What you have to do: All lines in the data bearing the string "this" should be identified and copied.
>>
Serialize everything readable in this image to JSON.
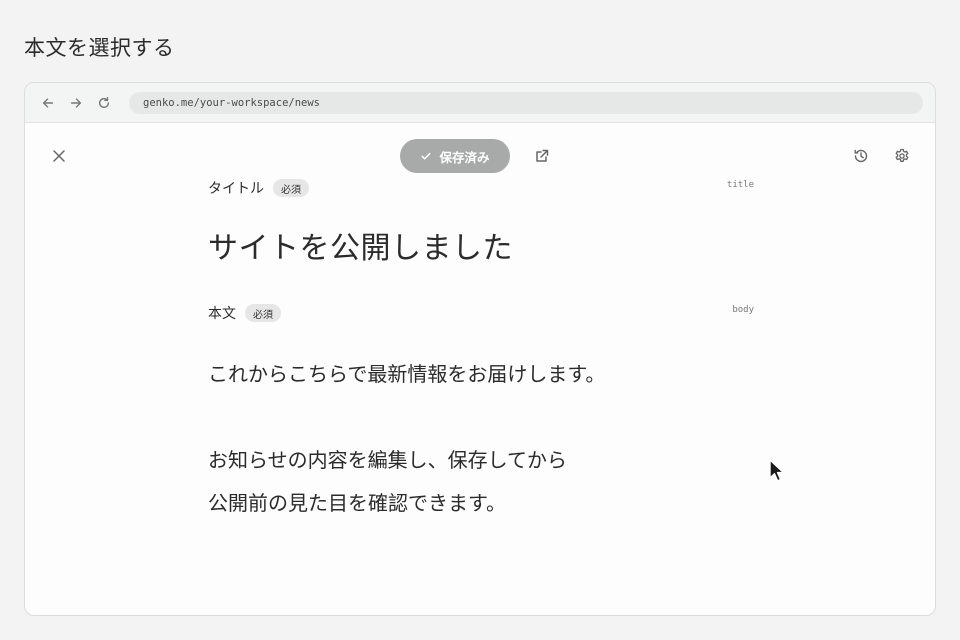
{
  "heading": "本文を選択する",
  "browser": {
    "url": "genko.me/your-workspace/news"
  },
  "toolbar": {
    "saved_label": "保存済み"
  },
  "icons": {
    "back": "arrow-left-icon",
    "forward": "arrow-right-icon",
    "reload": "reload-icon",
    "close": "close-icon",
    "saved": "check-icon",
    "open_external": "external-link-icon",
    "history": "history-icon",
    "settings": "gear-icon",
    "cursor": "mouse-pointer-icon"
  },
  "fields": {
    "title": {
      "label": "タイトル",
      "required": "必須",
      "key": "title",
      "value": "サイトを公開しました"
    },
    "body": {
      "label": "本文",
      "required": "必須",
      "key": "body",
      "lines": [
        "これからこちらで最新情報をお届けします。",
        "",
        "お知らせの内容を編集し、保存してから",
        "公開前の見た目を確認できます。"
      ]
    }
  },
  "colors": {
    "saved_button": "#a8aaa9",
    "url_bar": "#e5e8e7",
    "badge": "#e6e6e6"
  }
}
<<
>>
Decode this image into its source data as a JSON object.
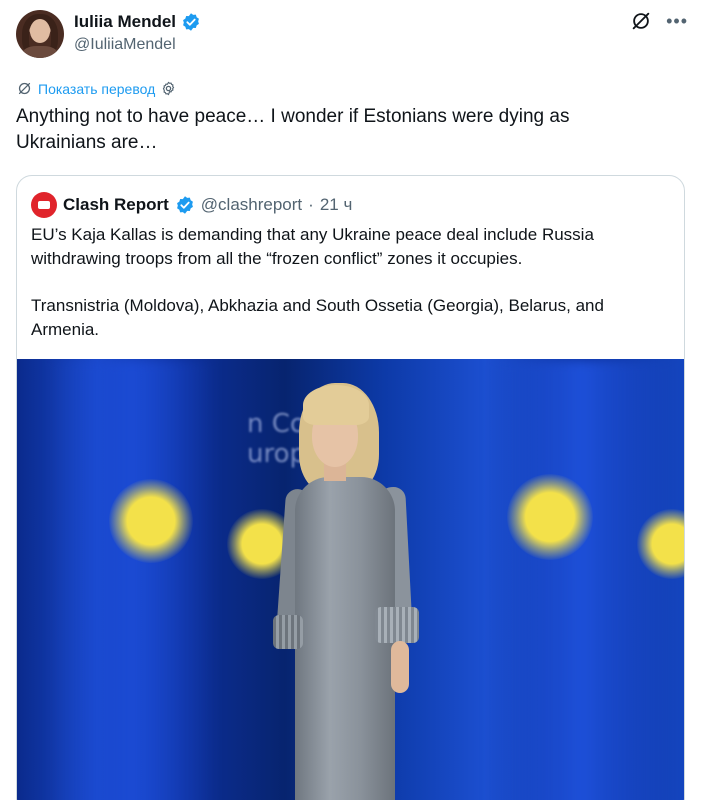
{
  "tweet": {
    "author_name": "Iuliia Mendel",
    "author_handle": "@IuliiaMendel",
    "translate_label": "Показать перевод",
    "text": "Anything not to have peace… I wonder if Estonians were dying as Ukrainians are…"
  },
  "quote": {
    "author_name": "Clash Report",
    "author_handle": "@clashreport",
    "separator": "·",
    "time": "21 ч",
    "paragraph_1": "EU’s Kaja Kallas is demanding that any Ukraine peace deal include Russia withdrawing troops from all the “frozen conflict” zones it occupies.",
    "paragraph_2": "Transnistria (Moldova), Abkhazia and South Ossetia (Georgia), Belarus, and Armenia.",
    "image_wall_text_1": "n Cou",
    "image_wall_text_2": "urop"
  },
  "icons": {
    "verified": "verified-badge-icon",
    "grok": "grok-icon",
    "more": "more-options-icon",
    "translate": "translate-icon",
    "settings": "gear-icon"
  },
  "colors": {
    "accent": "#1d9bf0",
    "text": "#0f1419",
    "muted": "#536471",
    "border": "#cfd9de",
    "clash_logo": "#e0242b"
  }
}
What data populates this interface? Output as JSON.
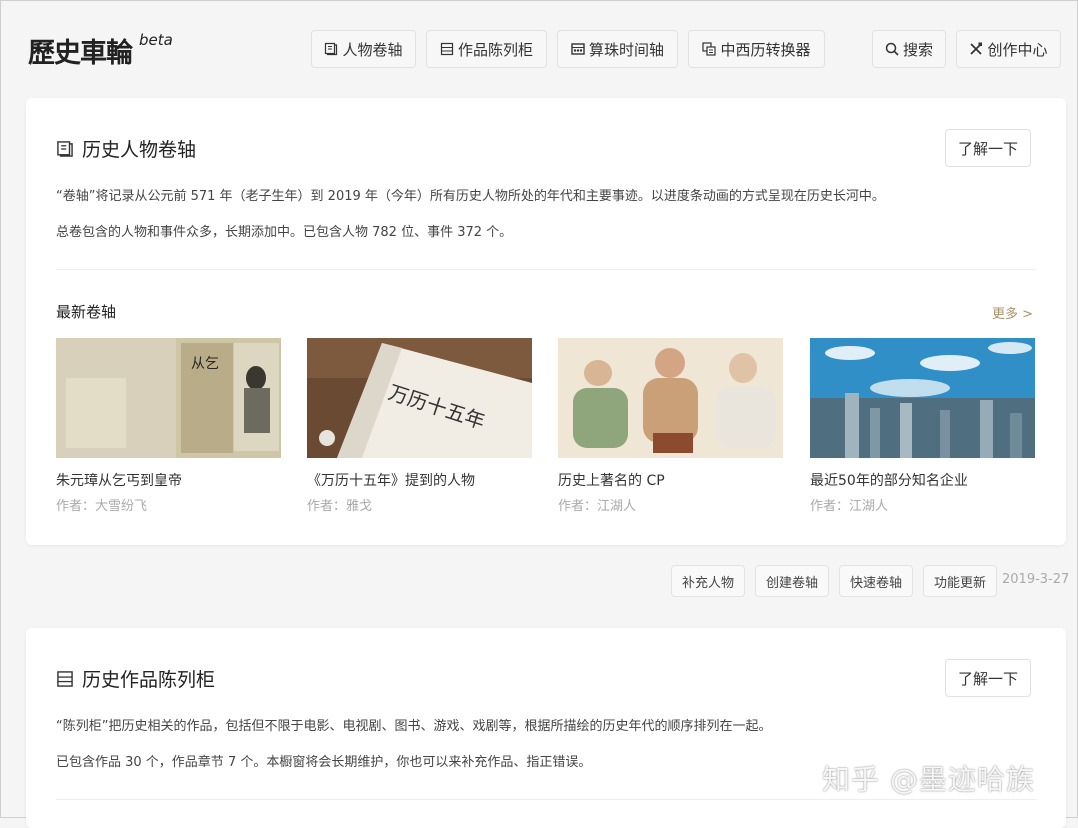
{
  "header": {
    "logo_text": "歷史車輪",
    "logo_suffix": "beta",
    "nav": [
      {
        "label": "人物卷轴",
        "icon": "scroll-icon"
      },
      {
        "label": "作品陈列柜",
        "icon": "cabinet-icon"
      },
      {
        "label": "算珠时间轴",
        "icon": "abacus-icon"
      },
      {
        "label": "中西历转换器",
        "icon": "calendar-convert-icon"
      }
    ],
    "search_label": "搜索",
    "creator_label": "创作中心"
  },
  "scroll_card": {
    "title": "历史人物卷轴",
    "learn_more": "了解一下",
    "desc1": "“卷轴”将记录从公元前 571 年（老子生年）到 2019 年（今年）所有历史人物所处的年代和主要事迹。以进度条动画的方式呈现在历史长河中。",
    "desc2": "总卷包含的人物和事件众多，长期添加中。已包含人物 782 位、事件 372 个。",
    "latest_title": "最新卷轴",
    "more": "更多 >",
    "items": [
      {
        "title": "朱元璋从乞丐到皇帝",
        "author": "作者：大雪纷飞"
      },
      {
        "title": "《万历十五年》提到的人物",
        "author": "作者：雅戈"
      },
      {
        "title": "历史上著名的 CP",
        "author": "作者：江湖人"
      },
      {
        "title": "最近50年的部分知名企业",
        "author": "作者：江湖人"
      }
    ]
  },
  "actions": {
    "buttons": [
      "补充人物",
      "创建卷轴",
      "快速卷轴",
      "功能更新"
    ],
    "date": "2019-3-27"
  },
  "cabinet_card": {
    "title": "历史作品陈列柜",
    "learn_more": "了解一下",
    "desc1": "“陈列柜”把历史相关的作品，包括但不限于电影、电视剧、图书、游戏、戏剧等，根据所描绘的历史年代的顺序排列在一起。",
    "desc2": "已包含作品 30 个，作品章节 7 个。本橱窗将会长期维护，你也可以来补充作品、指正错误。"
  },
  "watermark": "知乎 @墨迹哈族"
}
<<
Your solution:
Serialize everything readable in this image to JSON.
Decode this image into its source data as a JSON object.
What data populates this interface? Output as JSON.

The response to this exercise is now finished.